▽
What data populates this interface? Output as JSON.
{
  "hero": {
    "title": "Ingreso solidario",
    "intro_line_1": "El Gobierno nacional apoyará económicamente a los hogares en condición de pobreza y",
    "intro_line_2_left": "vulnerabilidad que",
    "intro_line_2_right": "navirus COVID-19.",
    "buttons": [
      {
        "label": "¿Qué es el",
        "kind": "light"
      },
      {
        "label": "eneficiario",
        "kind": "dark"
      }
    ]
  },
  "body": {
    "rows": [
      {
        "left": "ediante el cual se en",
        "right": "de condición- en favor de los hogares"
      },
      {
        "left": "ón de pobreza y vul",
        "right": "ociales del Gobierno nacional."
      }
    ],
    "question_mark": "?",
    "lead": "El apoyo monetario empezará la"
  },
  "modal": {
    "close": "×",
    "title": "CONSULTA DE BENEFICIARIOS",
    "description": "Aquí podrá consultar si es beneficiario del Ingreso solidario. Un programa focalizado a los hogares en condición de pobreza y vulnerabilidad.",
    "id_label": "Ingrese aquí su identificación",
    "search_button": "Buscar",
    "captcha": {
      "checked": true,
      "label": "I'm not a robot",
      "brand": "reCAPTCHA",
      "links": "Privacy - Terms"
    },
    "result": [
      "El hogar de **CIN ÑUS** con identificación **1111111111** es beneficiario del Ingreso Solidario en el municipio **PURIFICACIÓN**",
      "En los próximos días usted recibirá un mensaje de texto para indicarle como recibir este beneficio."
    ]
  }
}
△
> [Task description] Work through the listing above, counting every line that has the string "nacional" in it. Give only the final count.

> [Exercise solution] 2